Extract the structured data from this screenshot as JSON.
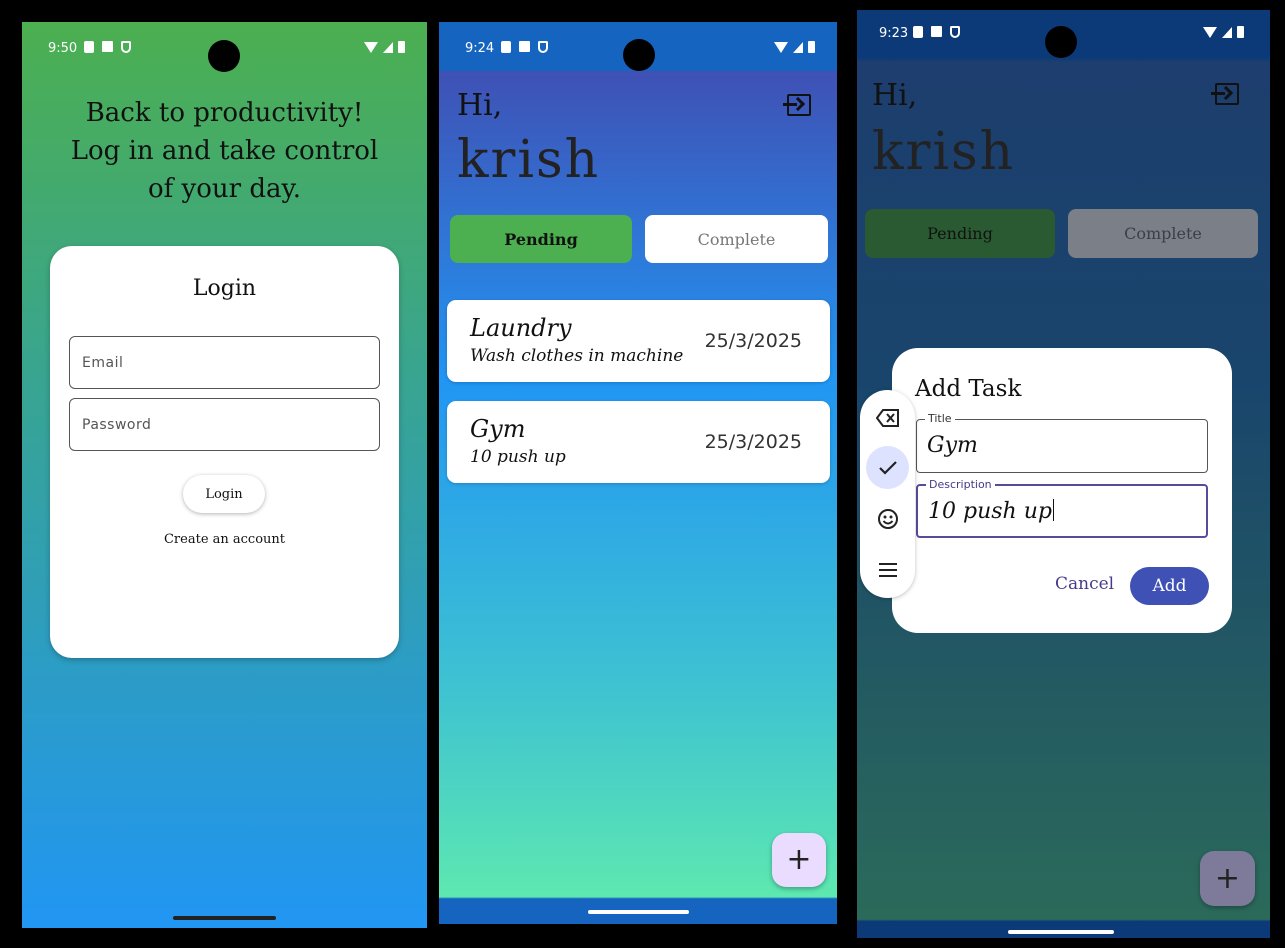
{
  "phones": [
    {
      "status": {
        "time": "9:50"
      },
      "login": {
        "headline": "Back to productivity! Log in and take control of your day.",
        "card_title": "Login",
        "email_placeholder": "Email",
        "password_placeholder": "Password",
        "login_button": "Login",
        "create_account": "Create an account"
      }
    },
    {
      "status": {
        "time": "9:24"
      },
      "greeting": "Hi,",
      "user": "krish",
      "tabs": [
        {
          "label": "Pending"
        },
        {
          "label": "Complete"
        }
      ],
      "tasks": [
        {
          "title": "Laundry",
          "description": "Wash clothes in machine",
          "date": "25/3/2025"
        },
        {
          "title": "Gym",
          "description": "10 push up",
          "date": "25/3/2025"
        }
      ],
      "fab": "+"
    },
    {
      "status": {
        "time": "9:23"
      },
      "greeting": "Hi,",
      "user": "krish",
      "tabs": [
        {
          "label": "Pending"
        },
        {
          "label": "Complete"
        }
      ],
      "dialog": {
        "title": "Add Task",
        "title_label": "Title",
        "title_value": "Gym",
        "description_label": "Description",
        "description_value": "10 push up",
        "cancel": "Cancel",
        "add": "Add"
      },
      "keyboard_toolbar": [
        "backspace-icon",
        "check-icon",
        "emoji-icon",
        "menu-icon"
      ],
      "fab": "+"
    }
  ],
  "colors": {
    "pending_green": "#4caf50",
    "accent_indigo": "#3f51b5",
    "fab_lavender": "#eadcff"
  }
}
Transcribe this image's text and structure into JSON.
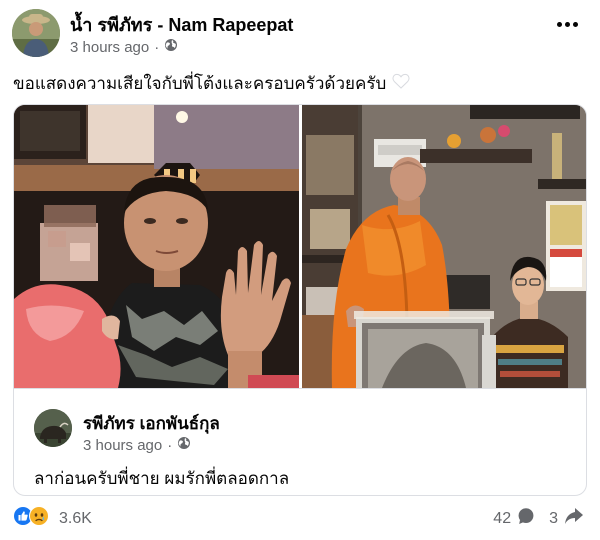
{
  "post": {
    "author": "น้ำ รพีภัทร - Nam Rapeepat",
    "time": "3 hours ago",
    "dot": "·",
    "caption": "ขอแสดงความเสียใจกับพี่โต้งและครอบครัวด้วยครับ",
    "more_icon": "more-dots-icon",
    "privacy_icon": "globe-icon"
  },
  "shared": {
    "author": "รพีภัทร เอกพันธ์กุล",
    "time": "3 hours ago",
    "dot": "·",
    "text": "ลาก่อนครับพี่ชาย ผมรักพี่ตลอดกาล",
    "photos": [
      "photo-man-with-child",
      "photo-monk-with-man-and-frame"
    ]
  },
  "reactions": {
    "icons": [
      "like-icon",
      "sad-icon"
    ],
    "total": "3.6K"
  },
  "stats": {
    "comments": "42",
    "shares": "3"
  },
  "colors": {
    "text": "#050505",
    "secondary": "#65676b",
    "like_blue": "#1877f2",
    "sad_yellow": "#f7b125",
    "robe_orange": "#e9741d"
  }
}
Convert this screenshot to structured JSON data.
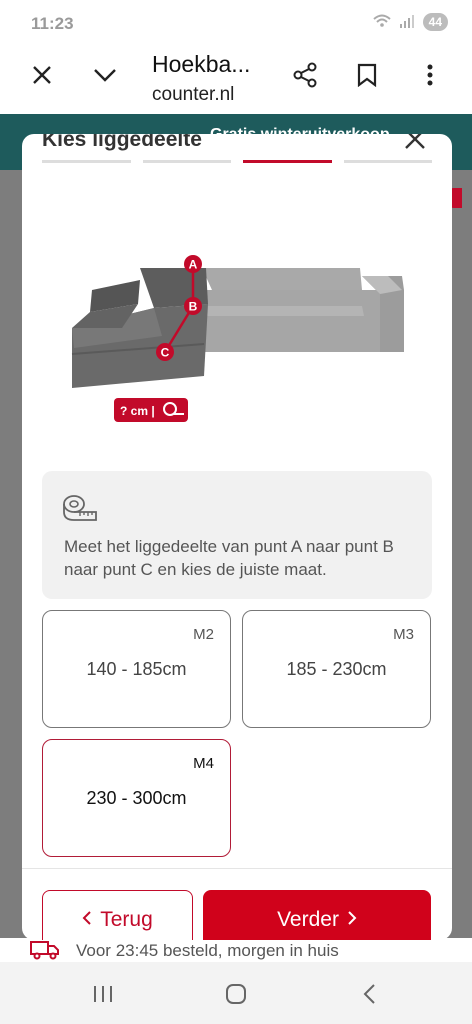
{
  "status": {
    "time": "11:23",
    "battery": "44"
  },
  "browser": {
    "title": "Hoekba...",
    "url": "counter.nl"
  },
  "background": {
    "banner_text": "Gratis winteruitverkoop",
    "footer_text": "Voor 23:45 besteld, morgen in huis"
  },
  "modal": {
    "title": "Kies liggedeelte",
    "steps": [
      {
        "active": false
      },
      {
        "active": false
      },
      {
        "active": true
      },
      {
        "active": false
      }
    ],
    "image": {
      "points": [
        "A",
        "B",
        "C"
      ],
      "measure_label": "? cm |"
    },
    "info_text": "Meet het liggedeelte van punt A naar punt B naar punt C en kies de juiste maat.",
    "sizes": [
      {
        "code": "M2",
        "range": "140 - 185cm",
        "selected": false
      },
      {
        "code": "M3",
        "range": "185 - 230cm",
        "selected": false
      },
      {
        "code": "M4",
        "range": "230 - 300cm",
        "selected": true
      }
    ],
    "back_label": "Terug",
    "next_label": "Verder"
  },
  "colors": {
    "accent": "#d0021b",
    "selected_border": "#b11b37",
    "banner": "#1e5b5c"
  }
}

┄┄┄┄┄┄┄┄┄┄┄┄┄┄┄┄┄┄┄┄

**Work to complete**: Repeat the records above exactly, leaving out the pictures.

**Task result**:
Extract the structured data from this screenshot as JSON.
{
  "phones": [
    {
      "status": {
        "time": "9:50"
      },
      "login": {
        "headline": "Back to productivity! Log in and take control of your day.",
        "card_title": "Login",
        "email_placeholder": "Email",
        "password_placeholder": "Password",
        "login_button": "Login",
        "create_account": "Create an account"
      }
    },
    {
      "status": {
        "time": "9:24"
      },
      "greeting": "Hi,",
      "user": "krish",
      "tabs": [
        {
          "label": "Pending"
        },
        {
          "label": "Complete"
        }
      ],
      "tasks": [
        {
          "title": "Laundry",
          "description": "Wash clothes in machine",
          "date": "25/3/2025"
        },
        {
          "title": "Gym",
          "description": "10 push up",
          "date": "25/3/2025"
        }
      ],
      "fab": "+"
    },
    {
      "status": {
        "time": "9:23"
      },
      "greeting": "Hi,",
      "user": "krish",
      "tabs": [
        {
          "label": "Pending"
        },
        {
          "label": "Complete"
        }
      ],
      "dialog": {
        "title": "Add Task",
        "title_label": "Title",
        "title_value": "Gym",
        "description_label": "Description",
        "description_value": "10 push up",
        "cancel": "Cancel",
        "add": "Add"
      },
      "keyboard_toolbar": [
        "backspace-icon",
        "check-icon",
        "emoji-icon",
        "menu-icon"
      ],
      "fab": "+"
    }
  ],
  "colors": {
    "pending_green": "#4caf50",
    "accent_indigo": "#3f51b5",
    "fab_lavender": "#eadcff"
  }
}
Transcribe this image's text and structure into JSON.
{
  "post": {
    "author": "น้ำ รพีภัทร - Nam Rapeepat",
    "time": "3 hours ago",
    "dot": "·",
    "caption": "ขอแสดงความเสียใจกับพี่โต้งและครอบครัวด้วยครับ",
    "more_icon": "more-dots-icon",
    "privacy_icon": "globe-icon"
  },
  "shared": {
    "author": "รพีภัทร เอกพันธ์กุล",
    "time": "3 hours ago",
    "dot": "·",
    "text": "ลาก่อนครับพี่ชาย ผมรักพี่ตลอดกาล",
    "photos": [
      "photo-man-with-child",
      "photo-monk-with-man-and-frame"
    ]
  },
  "reactions": {
    "icons": [
      "like-icon",
      "sad-icon"
    ],
    "total": "3.6K"
  },
  "stats": {
    "comments": "42",
    "shares": "3"
  },
  "colors": {
    "text": "#050505",
    "secondary": "#65676b",
    "like_blue": "#1877f2",
    "sad_yellow": "#f7b125",
    "robe_orange": "#e9741d"
  }
}
Convert this screenshot to structured JSON data.
{
  "status": {
    "time": "11:23",
    "battery": "44"
  },
  "browser": {
    "title": "Hoekba...",
    "url": "counter.nl"
  },
  "background": {
    "banner_text": "Gratis winteruitverkoop",
    "footer_text": "Voor 23:45 besteld, morgen in huis"
  },
  "modal": {
    "title": "Kies liggedeelte",
    "steps": [
      {
        "active": false
      },
      {
        "active": false
      },
      {
        "active": true
      },
      {
        "active": false
      }
    ],
    "image": {
      "points": [
        "A",
        "B",
        "C"
      ],
      "measure_label": "? cm |"
    },
    "info_text": "Meet het liggedeelte van punt A naar punt B naar punt C en kies de juiste maat.",
    "sizes": [
      {
        "code": "M2",
        "range": "140 - 185cm",
        "selected": false
      },
      {
        "code": "M3",
        "range": "185 - 230cm",
        "selected": false
      },
      {
        "code": "M4",
        "range": "230 - 300cm",
        "selected": true
      }
    ],
    "back_label": "Terug",
    "next_label": "Verder"
  },
  "colors": {
    "accent": "#d0021b",
    "selected_border": "#b11b37",
    "banner": "#1e5b5c"
  }
}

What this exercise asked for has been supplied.